### TASK PROMPT
Below is a block of records. Copy every line in it that contains the word "JSON".

Component data from apps and pages:
= = = = = = =
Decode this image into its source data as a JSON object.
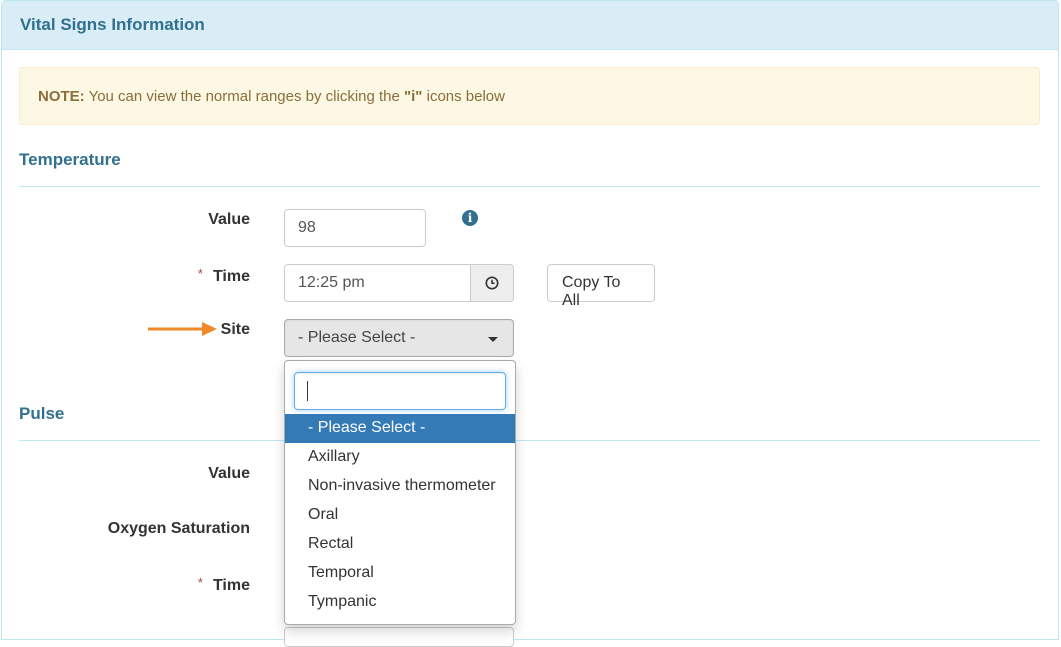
{
  "panel": {
    "title": "Vital Signs Information"
  },
  "note": {
    "prefix": "NOTE:",
    "text_before": " You can view the normal ranges by clicking the ",
    "highlight": "\"i\"",
    "text_after": " icons below"
  },
  "temperature": {
    "title": "Temperature",
    "value_label": "Value",
    "value": "98",
    "info_icon": "info-circle-icon",
    "time_label": "Time",
    "time_required": "*",
    "time_value": "12:25 pm",
    "clock_icon": "clock-icon",
    "copy_button": "Copy To All",
    "site_label": "Site",
    "site_selected": "- Please Select -"
  },
  "site_dropdown": {
    "search_value": "",
    "options": [
      {
        "label": "- Please Select -",
        "highlighted": true
      },
      {
        "label": "Axillary",
        "highlighted": false
      },
      {
        "label": "Non-invasive thermometer",
        "highlighted": false
      },
      {
        "label": "Oral",
        "highlighted": false
      },
      {
        "label": "Rectal",
        "highlighted": false
      },
      {
        "label": "Temporal",
        "highlighted": false
      },
      {
        "label": "Tympanic",
        "highlighted": false
      }
    ]
  },
  "pulse": {
    "title": "Pulse",
    "value_label": "Value",
    "oxygen_label": "Oxygen Saturation",
    "time_label": "Time",
    "time_required": "*"
  },
  "colors": {
    "heading_bg": "#d9edf7",
    "heading_text": "#31708f",
    "note_bg": "#fcf8e3",
    "note_text": "#8a6d3b",
    "highlight": "#337ab7",
    "arrow": "#f0892a",
    "required": "#a94442"
  }
}
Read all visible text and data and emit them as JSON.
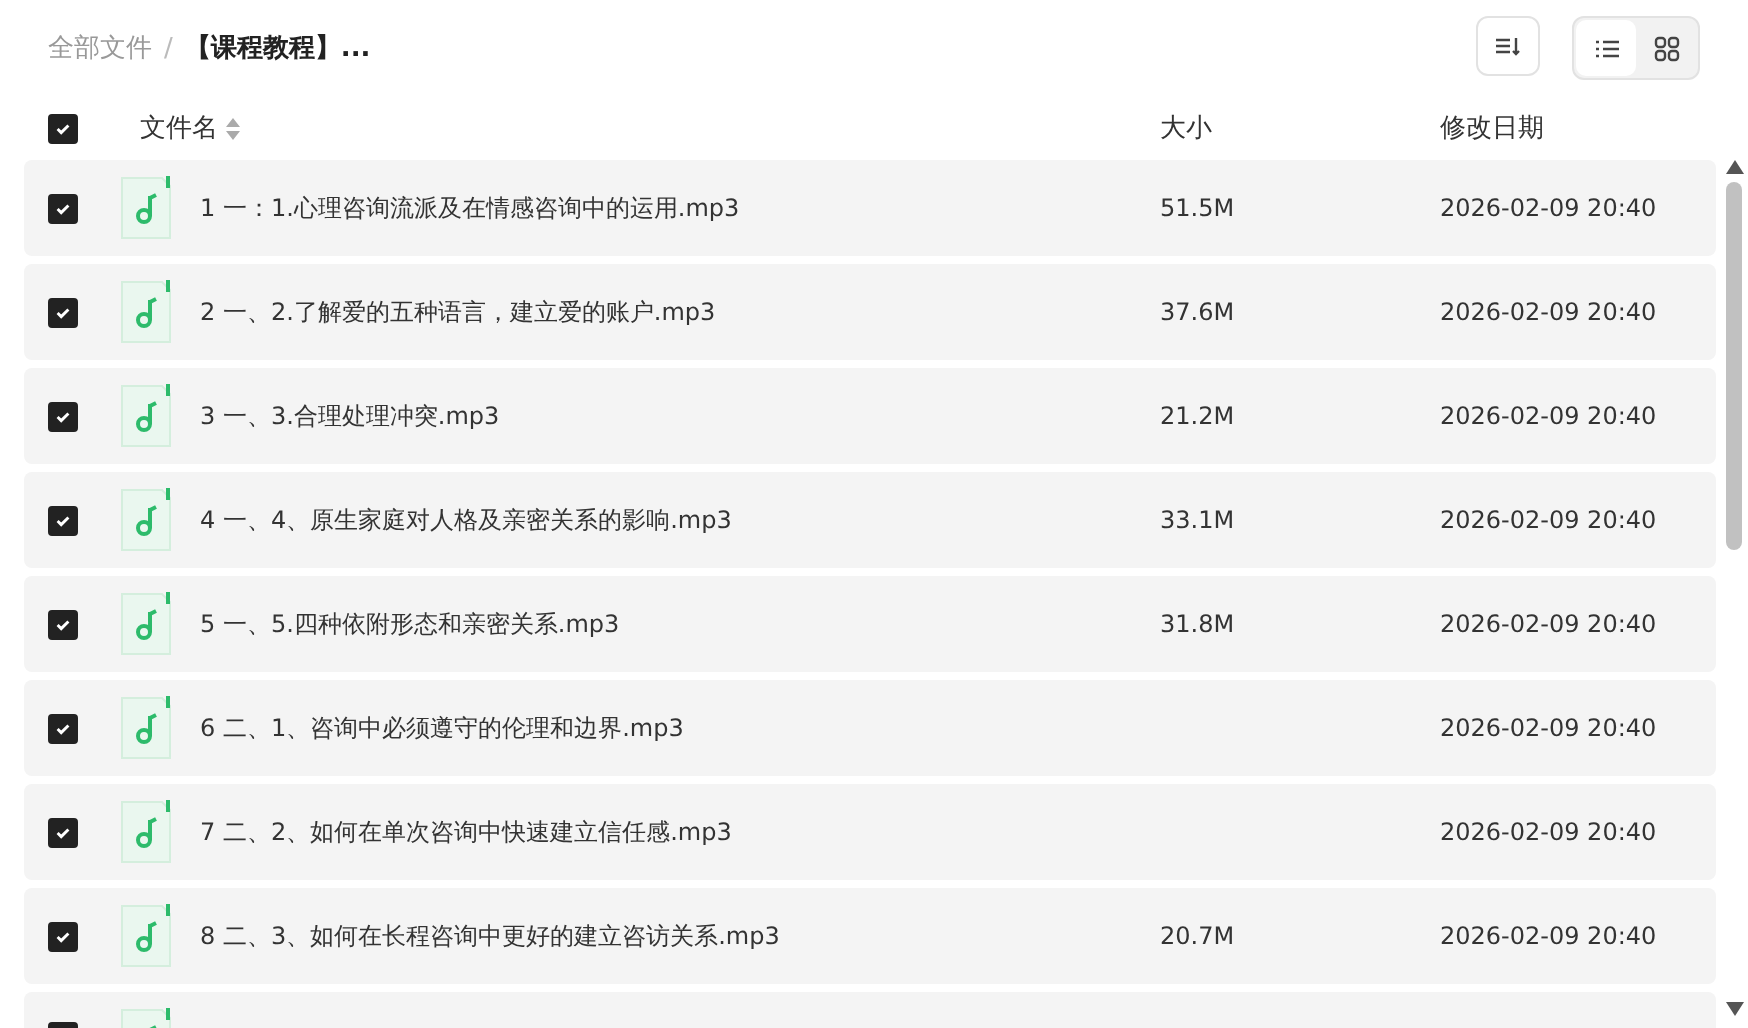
{
  "breadcrumb": [
    {
      "label": "全部文件",
      "current": false
    },
    {
      "label": "【课程教程】...",
      "current": true
    }
  ],
  "breadcrumb_separator": "/",
  "view_toggle": [
    {
      "kind": "list",
      "selected": true
    },
    {
      "kind": "grid",
      "selected": false
    }
  ],
  "table": {
    "select_all": {
      "checked": true
    },
    "columns": [
      {
        "label": "文件名",
        "sortable": true
      },
      {
        "label": "大小",
        "sortable": false
      },
      {
        "label": "修改日期",
        "sortable": false
      }
    ],
    "rows": [
      {
        "checked": true,
        "name": "1 一：1.心理咨询流派及在情感咨询中的运用.mp3",
        "size": "51.5M",
        "modified": "2026-02-09 20:40"
      },
      {
        "checked": true,
        "name": "2 一、2.了解爱的五种语言，建立爱的账户.mp3",
        "size": "37.6M",
        "modified": "2026-02-09 20:40"
      },
      {
        "checked": true,
        "name": "3 一、3.合理处理冲突.mp3",
        "size": "21.2M",
        "modified": "2026-02-09 20:40"
      },
      {
        "checked": true,
        "name": "4 一、4、原生家庭对人格及亲密关系的影响.mp3",
        "size": "33.1M",
        "modified": "2026-02-09 20:40"
      },
      {
        "checked": true,
        "name": "5 一、5.四种依附形态和亲密关系.mp3",
        "size": "31.8M",
        "modified": "2026-02-09 20:40"
      },
      {
        "checked": true,
        "name": "6 二、1、咨询中必须遵守的伦理和边界.mp3",
        "modified": "2026-02-09 20:40"
      },
      {
        "checked": true,
        "name": "7 二、2、如何在单次咨询中快速建立信任感.mp3",
        "modified": "2026-02-09 20:40"
      },
      {
        "checked": true,
        "name": "8 二、3、如何在长程咨询中更好的建立咨访关系.mp3",
        "size": "20.7M",
        "modified": "2026-02-09 20:40"
      },
      {
        "checked": true
      }
    ]
  }
}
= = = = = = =
### SOLUTION TO THE EXERCISE
Decode this image into its source data as a JSON object.
Read all visible text and data and emit them as JSON.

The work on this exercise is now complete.